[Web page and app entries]
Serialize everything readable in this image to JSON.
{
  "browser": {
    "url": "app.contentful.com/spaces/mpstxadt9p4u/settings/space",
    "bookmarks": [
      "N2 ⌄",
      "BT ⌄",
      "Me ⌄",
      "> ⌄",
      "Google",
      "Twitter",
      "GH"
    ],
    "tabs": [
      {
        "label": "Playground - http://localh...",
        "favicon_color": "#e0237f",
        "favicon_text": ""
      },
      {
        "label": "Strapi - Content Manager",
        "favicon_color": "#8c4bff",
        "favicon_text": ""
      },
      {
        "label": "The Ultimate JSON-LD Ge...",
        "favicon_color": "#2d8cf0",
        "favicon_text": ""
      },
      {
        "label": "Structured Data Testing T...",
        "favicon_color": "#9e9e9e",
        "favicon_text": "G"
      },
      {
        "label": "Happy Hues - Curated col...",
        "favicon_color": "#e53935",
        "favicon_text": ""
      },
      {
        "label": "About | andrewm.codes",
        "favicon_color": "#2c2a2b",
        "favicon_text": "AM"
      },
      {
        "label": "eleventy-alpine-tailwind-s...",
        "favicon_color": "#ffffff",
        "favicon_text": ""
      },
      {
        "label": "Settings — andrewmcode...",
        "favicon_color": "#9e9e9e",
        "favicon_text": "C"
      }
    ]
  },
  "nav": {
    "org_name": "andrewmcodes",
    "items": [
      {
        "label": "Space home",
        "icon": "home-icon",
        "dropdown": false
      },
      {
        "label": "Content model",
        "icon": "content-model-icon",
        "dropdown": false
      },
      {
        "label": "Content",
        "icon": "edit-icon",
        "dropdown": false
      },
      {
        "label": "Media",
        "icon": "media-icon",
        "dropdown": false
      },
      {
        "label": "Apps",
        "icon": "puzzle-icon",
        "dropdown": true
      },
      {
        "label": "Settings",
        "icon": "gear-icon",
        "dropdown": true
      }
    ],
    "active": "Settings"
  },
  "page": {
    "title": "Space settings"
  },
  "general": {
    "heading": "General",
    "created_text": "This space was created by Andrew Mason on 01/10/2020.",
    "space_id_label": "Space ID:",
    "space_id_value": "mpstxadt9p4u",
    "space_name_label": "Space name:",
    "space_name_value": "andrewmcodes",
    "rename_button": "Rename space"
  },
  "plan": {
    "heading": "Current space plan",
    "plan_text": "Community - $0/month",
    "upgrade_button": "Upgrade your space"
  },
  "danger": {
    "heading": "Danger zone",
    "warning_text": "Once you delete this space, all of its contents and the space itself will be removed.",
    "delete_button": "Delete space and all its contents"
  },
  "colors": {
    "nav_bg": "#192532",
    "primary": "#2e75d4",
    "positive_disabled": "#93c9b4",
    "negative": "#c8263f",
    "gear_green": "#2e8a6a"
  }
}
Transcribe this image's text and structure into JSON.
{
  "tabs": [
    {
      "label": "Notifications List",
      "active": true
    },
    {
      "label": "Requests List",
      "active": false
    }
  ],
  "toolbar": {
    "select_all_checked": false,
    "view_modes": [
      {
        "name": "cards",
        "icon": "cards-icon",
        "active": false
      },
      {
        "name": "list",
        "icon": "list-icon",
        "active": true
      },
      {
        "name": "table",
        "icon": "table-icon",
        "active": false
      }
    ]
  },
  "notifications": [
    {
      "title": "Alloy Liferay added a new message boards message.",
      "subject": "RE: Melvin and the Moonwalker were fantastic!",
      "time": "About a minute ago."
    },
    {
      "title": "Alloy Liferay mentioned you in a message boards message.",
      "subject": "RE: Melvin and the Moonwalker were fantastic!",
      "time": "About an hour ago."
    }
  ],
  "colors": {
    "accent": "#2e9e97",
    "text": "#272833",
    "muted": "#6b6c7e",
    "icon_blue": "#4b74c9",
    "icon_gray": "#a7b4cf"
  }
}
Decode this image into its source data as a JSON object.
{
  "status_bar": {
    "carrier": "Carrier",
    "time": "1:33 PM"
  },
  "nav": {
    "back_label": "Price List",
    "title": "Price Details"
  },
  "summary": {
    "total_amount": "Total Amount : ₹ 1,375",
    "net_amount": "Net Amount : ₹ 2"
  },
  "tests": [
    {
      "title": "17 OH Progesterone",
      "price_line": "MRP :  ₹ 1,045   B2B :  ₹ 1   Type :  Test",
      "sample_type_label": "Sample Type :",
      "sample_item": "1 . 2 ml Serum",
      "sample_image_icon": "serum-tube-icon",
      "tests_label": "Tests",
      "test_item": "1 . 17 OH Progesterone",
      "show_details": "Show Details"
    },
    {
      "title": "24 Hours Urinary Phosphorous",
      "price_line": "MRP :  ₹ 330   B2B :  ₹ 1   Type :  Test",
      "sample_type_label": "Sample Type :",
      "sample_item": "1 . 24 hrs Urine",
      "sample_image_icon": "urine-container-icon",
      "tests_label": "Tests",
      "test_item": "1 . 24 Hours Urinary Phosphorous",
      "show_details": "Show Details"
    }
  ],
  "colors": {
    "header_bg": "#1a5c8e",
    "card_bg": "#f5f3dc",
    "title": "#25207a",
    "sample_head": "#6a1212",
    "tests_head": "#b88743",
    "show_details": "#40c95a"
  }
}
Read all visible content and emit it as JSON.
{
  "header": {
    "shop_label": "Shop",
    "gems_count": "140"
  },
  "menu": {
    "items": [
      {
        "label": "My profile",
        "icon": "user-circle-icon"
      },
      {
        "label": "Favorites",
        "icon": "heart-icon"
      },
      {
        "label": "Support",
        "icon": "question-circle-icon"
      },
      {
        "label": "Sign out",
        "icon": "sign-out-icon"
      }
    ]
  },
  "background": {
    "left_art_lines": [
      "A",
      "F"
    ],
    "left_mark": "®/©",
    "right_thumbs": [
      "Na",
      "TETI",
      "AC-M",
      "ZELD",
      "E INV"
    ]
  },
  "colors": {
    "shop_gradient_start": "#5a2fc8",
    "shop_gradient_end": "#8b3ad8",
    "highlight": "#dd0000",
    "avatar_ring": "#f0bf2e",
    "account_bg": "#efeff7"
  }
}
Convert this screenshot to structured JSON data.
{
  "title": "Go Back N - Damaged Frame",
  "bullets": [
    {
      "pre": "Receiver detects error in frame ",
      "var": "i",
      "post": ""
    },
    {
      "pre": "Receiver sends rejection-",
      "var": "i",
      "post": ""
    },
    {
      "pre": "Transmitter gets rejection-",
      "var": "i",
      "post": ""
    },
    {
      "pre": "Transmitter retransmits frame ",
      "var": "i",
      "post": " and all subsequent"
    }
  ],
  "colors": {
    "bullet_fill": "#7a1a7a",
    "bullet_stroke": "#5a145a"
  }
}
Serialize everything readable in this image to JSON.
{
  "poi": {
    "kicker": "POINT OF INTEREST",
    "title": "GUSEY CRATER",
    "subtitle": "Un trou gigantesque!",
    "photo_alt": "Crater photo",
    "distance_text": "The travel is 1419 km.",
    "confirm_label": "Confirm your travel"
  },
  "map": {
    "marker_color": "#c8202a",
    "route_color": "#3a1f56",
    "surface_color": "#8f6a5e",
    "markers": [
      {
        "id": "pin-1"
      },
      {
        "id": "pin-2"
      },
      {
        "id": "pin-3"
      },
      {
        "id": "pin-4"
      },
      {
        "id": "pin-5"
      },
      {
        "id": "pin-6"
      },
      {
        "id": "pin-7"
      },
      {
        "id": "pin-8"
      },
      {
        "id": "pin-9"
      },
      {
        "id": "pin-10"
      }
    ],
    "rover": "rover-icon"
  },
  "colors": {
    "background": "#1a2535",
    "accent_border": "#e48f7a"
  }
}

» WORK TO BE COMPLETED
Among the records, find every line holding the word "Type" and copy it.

» RESULT
      "price_line": "MRP :  ₹ 1,045   B2B :  ₹ 1   Type :  Test",
      "sample_type_label": "Sample Type :",
      "price_line": "MRP :  ₹ 330   B2B :  ₹ 1   Type :  Test",
      "sample_type_label": "Sample Type :",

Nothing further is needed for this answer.